▶
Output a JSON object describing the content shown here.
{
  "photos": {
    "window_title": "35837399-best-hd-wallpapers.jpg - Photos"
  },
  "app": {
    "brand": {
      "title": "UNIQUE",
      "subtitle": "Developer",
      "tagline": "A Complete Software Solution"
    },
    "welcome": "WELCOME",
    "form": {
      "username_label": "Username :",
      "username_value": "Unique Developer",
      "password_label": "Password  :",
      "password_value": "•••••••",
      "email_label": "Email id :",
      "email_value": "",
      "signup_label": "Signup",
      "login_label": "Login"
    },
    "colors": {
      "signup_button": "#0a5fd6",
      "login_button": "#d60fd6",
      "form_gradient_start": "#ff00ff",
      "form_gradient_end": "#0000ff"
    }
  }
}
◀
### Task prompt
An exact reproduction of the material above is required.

### Result of this exercise
Output a JSON object describing the content shown here.
{
  "photos": {
    "window_title": "35837399-best-hd-wallpapers.jpg - Photos"
  },
  "app": {
    "brand": {
      "title": "UNIQUE",
      "subtitle": "Developer",
      "tagline": "A Complete Software Solution"
    },
    "welcome": "WELCOME",
    "form": {
      "username_label": "Username :",
      "username_value": "Unique Developer",
      "password_label": "Password  :",
      "password_value": "•••••••",
      "email_label": "Email id :",
      "email_value": "",
      "signup_label": "Signup",
      "login_label": "Login"
    },
    "colors": {
      "signup_button": "#0a5fd6",
      "login_button": "#d60fd6",
      "form_gradient_start": "#ff00ff",
      "form_gradient_end": "#0000ff"
    }
  }
}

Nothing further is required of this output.